Heat 1 to 2 tablespoons vegetable oil in a large skillet over medium-high heat. Place 8 to 10 dumplings in the pan and cook until browned, about 2 minutes per side. Pour in 240mls of water, cover and cook until the dumplings are tender, and the pork is cooked through, about 5 minutes. Repeat for remaining dumplings. Serve with soy sauce mixture for dipping.
- 770 grms all-purpose flour
- 230 mls, plus 2 tablespoons tepid water
Alternatively, you can just buy a package of pre-made dumpling wrappers.
- 3 tablespoons oil, plus ¼ cup
- 1 tablespoon minced ginger
- 1 large onion, chopped
- 2 cups shiitake mushrooms, chopped
- 1½ cups cabbage, finely shredded
- 1½ cups carrot, finely shredded
- 1 cup garlic chives (Chinese chives), finely chopped
- ½ teaspoon white pepper
- 2 teaspoons sesame oil
- 3 tablespoons Shaoxing wine or dry sherry
- 2 tablespoon soy sauce
- 1 teaspoon sugar
- salt, to taste
Preparation: 3 hours. Cooking time: 20 minutes. Recipe type: dim sum. Serves: 3 to 4 dozen.

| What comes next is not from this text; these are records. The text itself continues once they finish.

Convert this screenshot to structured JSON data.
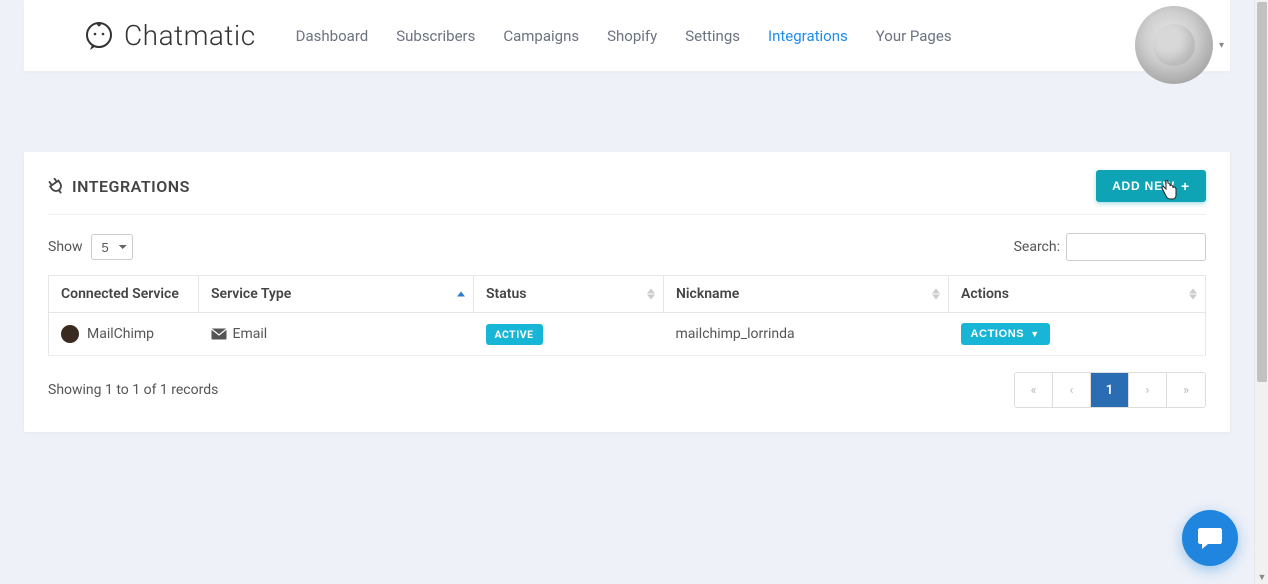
{
  "brand": "Chatmatic",
  "nav": {
    "items": [
      {
        "label": "Dashboard"
      },
      {
        "label": "Subscribers"
      },
      {
        "label": "Campaigns"
      },
      {
        "label": "Shopify"
      },
      {
        "label": "Settings"
      },
      {
        "label": "Integrations",
        "active": true
      },
      {
        "label": "Your Pages"
      }
    ]
  },
  "page": {
    "title": "INTEGRATIONS",
    "add_new_label": "ADD NEW"
  },
  "controls": {
    "show_label": "Show",
    "page_size_selected": "5",
    "page_size_options": [
      "5"
    ],
    "search_label": "Search:",
    "search_value": ""
  },
  "table": {
    "columns": [
      {
        "label": "Connected Service",
        "sort": "none"
      },
      {
        "label": "Service Type",
        "sort": "asc"
      },
      {
        "label": "Status",
        "sort": "both"
      },
      {
        "label": "Nickname",
        "sort": "both"
      },
      {
        "label": "Actions",
        "sort": "both"
      }
    ],
    "rows": [
      {
        "service": "MailChimp",
        "type": "Email",
        "status": "ACTIVE",
        "nickname": "mailchimp_lorrinda",
        "actions_label": "ACTIONS"
      }
    ]
  },
  "footer": {
    "info": "Showing 1 to 1 of 1 records",
    "current_page": "1"
  },
  "colors": {
    "accent_teal": "#0ea3b5",
    "badge_blue": "#18b6d6",
    "nav_active": "#1f8ded",
    "page_active": "#2a6db3",
    "chat_bubble": "#1f85de"
  }
}
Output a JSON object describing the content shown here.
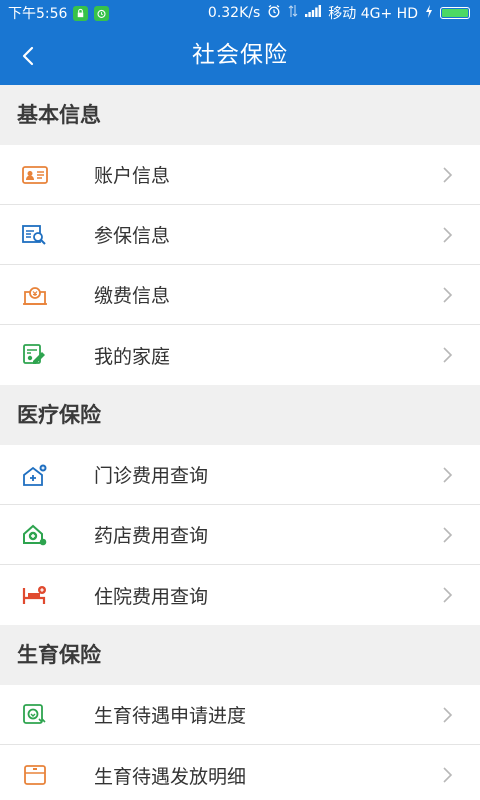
{
  "status_bar": {
    "time": "下午5:56",
    "net_speed": "0.32K/s",
    "carrier": "移动 4G+ HD"
  },
  "nav": {
    "title": "社会保险",
    "back_icon": "chevron-left-icon"
  },
  "sections": [
    {
      "title": "基本信息",
      "items": [
        {
          "label": "账户信息",
          "icon": "id-card-icon"
        },
        {
          "label": "参保信息",
          "icon": "document-search-icon"
        },
        {
          "label": "缴费信息",
          "icon": "payment-icon"
        },
        {
          "label": "我的家庭",
          "icon": "family-icon"
        }
      ]
    },
    {
      "title": "医疗保险",
      "items": [
        {
          "label": "门诊费用查询",
          "icon": "clinic-icon"
        },
        {
          "label": "药店费用查询",
          "icon": "pharmacy-icon"
        },
        {
          "label": "住院费用查询",
          "icon": "hospital-bed-icon"
        }
      ]
    },
    {
      "title": "生育保险",
      "items": [
        {
          "label": "生育待遇申请进度",
          "icon": "maternity-progress-icon"
        },
        {
          "label": "生育待遇发放明细",
          "icon": "maternity-detail-icon"
        }
      ]
    }
  ],
  "colors": {
    "primary": "#1976d2",
    "orange": "#e8833a",
    "blue_icon": "#1f6fc0",
    "green_icon": "#2ea44f",
    "red_icon": "#e04a2f"
  }
}
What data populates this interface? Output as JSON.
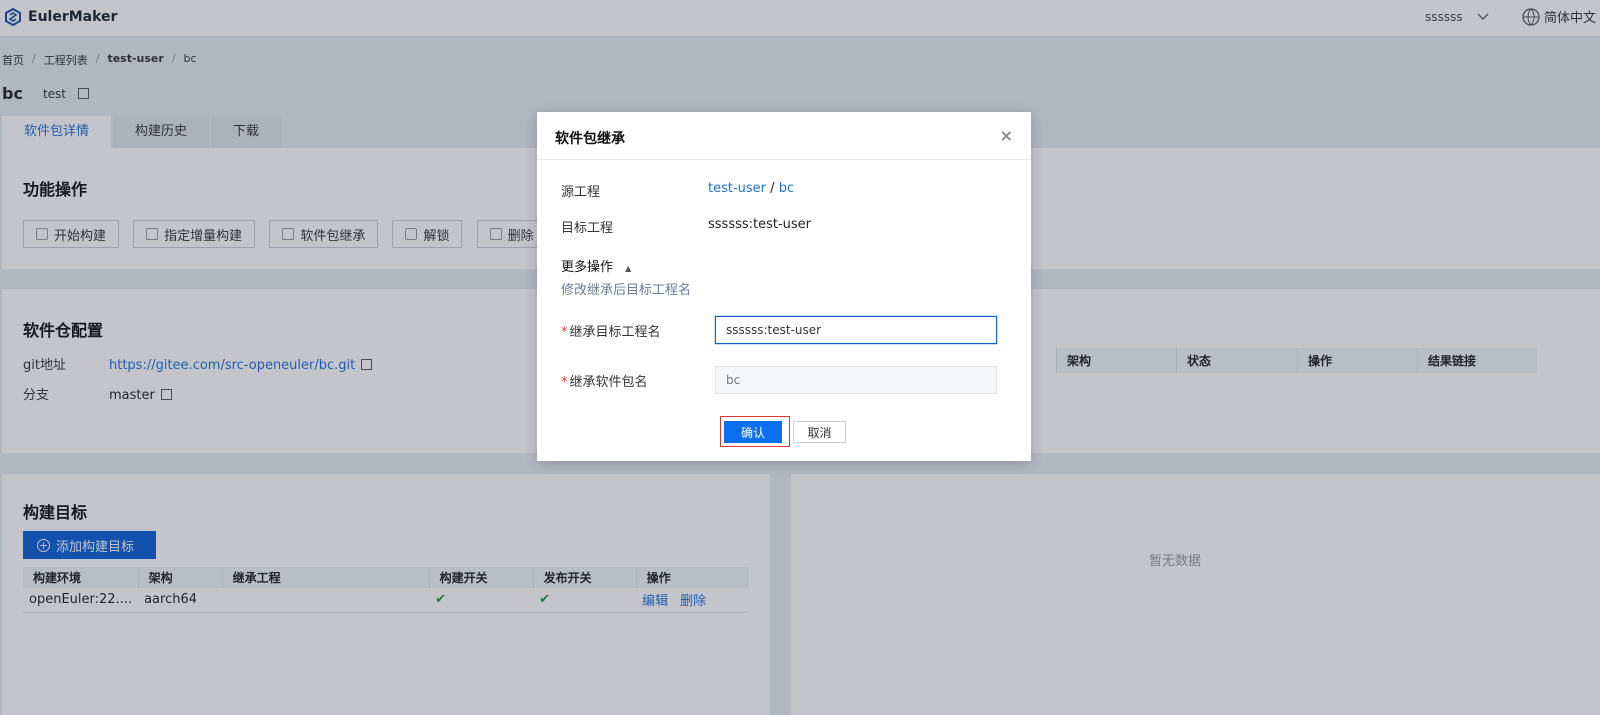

Start by making the dough for the dumpling wrappers. Put the flour in a large mixing bowl. Gradually add the water to the flour and knead into a smooth dough. This process should take about 10 minutes. Cover with a damp cloth and let the dough rest for an hour.
In the meantime, make the filling. In a wok or large skillet over medium high heat, add 3 tablespoons oil and add the ginger. Cook for 30 seconds, until fragrant. Add the onions and stir-fry until translucent.
Add the chopped mushrooms and stir-fry for another 3-5 minutes, until the mushrooms are tender, and any liquid released by the mushrooms has cooked off.
Add the cabbage and carrots and stir-fry for another 2 minutes, until the veggies are tender, and all the liquid released has been cooked off. Transfer the vegetable mixture to a large mixing bowl and allow to cool.
To the bowl, add the chopped chives, white pepper, sesame oil, Shaoxing wine, soy sauce, and sugar. Season with salt to taste (though the soy sauce will usually add enough salt to the filling) and stir in the last 60mls of oil.
To assemble the dumplings, cut the dough into small tablespoon-sized pieces. Roll each out into a circle and pleat the dumplings (see this post for step-by-step photos on how to fold a dumpling). Continue assembling until you’ve run out of filling and/or dough.
To cook the dumplings, steam them or pan-fry them. To steam, put the dumplings in a steamer lined with a bamboo mat, cabbage leaf, or cheese cloth, and steam for 15-20 minutes.
To pan-fry, heat 2 tablespoons oil in a non-stick pan over medium high heat. Place the dumplings in the pan and allow to fry for 2 minutes. Pour a thin layer of water into the pan, cover, and reduce heat to medium-low. Allow dumplings to steam until the water has evaporated. Remove the cover, increase heat to medium-high and allow to fry for a few more minutes, until the bottoms of the dumplings are golden brown and crisp.
Serve with soy sauce, Chinese black vinegar, chili sauce. Enjoy!